- **TASK REQUIREMENTS**:
Search the data below for the word "Этот" and report how many lines contain it. Nothing but the number is needed.

[Items from an interface collection]
=-=-=-=-=

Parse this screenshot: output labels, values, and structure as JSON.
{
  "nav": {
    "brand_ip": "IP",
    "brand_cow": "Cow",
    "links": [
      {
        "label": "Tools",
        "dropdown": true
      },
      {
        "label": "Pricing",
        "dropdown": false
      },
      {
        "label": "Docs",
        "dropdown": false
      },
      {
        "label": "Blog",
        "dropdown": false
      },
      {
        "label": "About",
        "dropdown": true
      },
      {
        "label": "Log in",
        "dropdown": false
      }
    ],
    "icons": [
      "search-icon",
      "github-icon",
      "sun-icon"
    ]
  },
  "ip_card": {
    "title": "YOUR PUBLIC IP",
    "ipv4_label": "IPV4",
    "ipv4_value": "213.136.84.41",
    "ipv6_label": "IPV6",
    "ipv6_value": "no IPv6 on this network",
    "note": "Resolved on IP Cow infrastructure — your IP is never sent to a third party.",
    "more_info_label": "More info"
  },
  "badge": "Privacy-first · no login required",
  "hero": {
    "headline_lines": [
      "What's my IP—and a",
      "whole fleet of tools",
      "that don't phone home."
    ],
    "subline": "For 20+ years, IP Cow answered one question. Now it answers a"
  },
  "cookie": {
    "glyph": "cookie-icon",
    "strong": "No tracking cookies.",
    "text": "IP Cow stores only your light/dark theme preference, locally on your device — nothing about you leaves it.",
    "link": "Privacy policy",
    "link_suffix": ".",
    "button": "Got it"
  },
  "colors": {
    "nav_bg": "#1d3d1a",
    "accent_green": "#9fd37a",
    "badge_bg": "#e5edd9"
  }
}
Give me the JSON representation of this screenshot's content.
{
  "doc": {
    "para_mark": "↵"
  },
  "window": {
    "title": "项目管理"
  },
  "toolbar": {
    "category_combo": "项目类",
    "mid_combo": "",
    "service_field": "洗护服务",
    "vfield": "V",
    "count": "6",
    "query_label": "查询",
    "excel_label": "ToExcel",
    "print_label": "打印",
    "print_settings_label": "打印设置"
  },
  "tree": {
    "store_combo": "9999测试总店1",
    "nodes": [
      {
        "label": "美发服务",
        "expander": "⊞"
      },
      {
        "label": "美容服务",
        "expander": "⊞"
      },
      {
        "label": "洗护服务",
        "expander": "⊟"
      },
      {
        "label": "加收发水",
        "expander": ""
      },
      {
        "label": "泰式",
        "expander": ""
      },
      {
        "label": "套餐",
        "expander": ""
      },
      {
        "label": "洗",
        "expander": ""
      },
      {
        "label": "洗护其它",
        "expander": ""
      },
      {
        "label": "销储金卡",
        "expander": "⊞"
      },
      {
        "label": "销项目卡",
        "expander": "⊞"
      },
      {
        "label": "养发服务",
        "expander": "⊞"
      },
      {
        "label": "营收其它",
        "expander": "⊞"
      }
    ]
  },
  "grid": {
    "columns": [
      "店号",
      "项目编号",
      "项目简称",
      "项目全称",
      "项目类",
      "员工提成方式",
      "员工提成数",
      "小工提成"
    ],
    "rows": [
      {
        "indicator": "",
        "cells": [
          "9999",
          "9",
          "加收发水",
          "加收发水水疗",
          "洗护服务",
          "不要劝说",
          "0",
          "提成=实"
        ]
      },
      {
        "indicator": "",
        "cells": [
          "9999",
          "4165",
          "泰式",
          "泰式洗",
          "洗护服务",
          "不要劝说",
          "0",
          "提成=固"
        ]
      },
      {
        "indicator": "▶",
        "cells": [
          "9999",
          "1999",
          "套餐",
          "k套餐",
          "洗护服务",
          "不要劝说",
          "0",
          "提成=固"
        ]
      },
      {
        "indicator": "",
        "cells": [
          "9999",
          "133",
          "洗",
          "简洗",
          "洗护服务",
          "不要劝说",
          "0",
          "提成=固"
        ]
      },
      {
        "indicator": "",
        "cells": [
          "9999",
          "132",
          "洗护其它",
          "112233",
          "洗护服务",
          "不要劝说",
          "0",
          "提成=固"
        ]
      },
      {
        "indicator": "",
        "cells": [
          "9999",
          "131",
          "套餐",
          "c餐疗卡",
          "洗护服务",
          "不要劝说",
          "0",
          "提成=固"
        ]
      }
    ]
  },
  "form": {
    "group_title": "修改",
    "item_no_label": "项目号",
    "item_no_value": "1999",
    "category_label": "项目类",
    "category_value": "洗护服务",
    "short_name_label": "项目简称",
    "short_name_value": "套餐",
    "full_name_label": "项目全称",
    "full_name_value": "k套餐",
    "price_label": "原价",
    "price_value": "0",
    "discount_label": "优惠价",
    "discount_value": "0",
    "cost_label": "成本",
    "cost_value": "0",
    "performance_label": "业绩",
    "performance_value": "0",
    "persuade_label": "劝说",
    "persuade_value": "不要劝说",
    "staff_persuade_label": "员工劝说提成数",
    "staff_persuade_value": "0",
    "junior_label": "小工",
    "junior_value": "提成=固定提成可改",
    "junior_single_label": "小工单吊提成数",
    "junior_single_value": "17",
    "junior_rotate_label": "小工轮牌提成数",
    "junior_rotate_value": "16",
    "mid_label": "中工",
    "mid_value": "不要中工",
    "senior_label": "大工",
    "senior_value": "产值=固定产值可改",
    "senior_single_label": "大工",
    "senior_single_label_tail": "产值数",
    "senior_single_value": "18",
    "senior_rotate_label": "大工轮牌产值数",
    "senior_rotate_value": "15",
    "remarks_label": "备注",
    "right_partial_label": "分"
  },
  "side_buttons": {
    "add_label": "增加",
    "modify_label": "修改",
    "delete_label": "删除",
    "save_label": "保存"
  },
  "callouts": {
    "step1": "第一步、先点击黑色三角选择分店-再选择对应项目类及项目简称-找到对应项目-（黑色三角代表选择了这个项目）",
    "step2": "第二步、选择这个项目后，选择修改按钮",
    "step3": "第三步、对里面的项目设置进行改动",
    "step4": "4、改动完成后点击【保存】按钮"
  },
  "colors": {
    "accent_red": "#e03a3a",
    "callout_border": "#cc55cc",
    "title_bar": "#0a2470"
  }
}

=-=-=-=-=

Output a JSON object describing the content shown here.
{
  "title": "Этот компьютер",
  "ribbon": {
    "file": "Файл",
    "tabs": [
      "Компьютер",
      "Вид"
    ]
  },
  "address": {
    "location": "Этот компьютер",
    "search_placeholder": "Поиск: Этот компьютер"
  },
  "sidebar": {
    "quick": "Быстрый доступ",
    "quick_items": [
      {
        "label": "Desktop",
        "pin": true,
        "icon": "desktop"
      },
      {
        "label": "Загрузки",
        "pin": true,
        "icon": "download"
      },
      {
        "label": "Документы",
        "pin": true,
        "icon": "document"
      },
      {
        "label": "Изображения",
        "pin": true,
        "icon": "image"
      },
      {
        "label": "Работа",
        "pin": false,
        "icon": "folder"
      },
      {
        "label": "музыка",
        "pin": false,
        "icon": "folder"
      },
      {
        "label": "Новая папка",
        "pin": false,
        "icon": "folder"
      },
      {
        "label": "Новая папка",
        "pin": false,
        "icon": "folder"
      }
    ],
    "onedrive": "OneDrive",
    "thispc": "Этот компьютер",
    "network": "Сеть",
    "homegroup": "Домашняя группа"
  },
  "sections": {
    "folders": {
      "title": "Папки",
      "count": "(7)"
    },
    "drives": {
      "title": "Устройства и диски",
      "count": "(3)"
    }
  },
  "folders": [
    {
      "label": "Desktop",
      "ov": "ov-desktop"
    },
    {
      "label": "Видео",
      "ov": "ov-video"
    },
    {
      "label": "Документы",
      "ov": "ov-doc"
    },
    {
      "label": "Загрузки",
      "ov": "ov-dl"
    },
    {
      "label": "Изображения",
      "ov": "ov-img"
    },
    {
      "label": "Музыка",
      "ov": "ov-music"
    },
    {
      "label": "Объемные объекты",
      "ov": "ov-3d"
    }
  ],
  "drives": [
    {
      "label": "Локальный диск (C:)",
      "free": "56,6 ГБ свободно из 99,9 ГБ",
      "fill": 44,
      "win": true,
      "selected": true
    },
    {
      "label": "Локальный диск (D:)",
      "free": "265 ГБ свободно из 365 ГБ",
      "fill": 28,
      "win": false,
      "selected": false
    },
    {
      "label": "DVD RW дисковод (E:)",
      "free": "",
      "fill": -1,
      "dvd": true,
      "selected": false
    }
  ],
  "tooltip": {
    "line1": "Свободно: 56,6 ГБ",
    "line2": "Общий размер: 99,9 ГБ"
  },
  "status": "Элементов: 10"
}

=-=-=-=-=

- **EXERCISE RESPONSE**:
4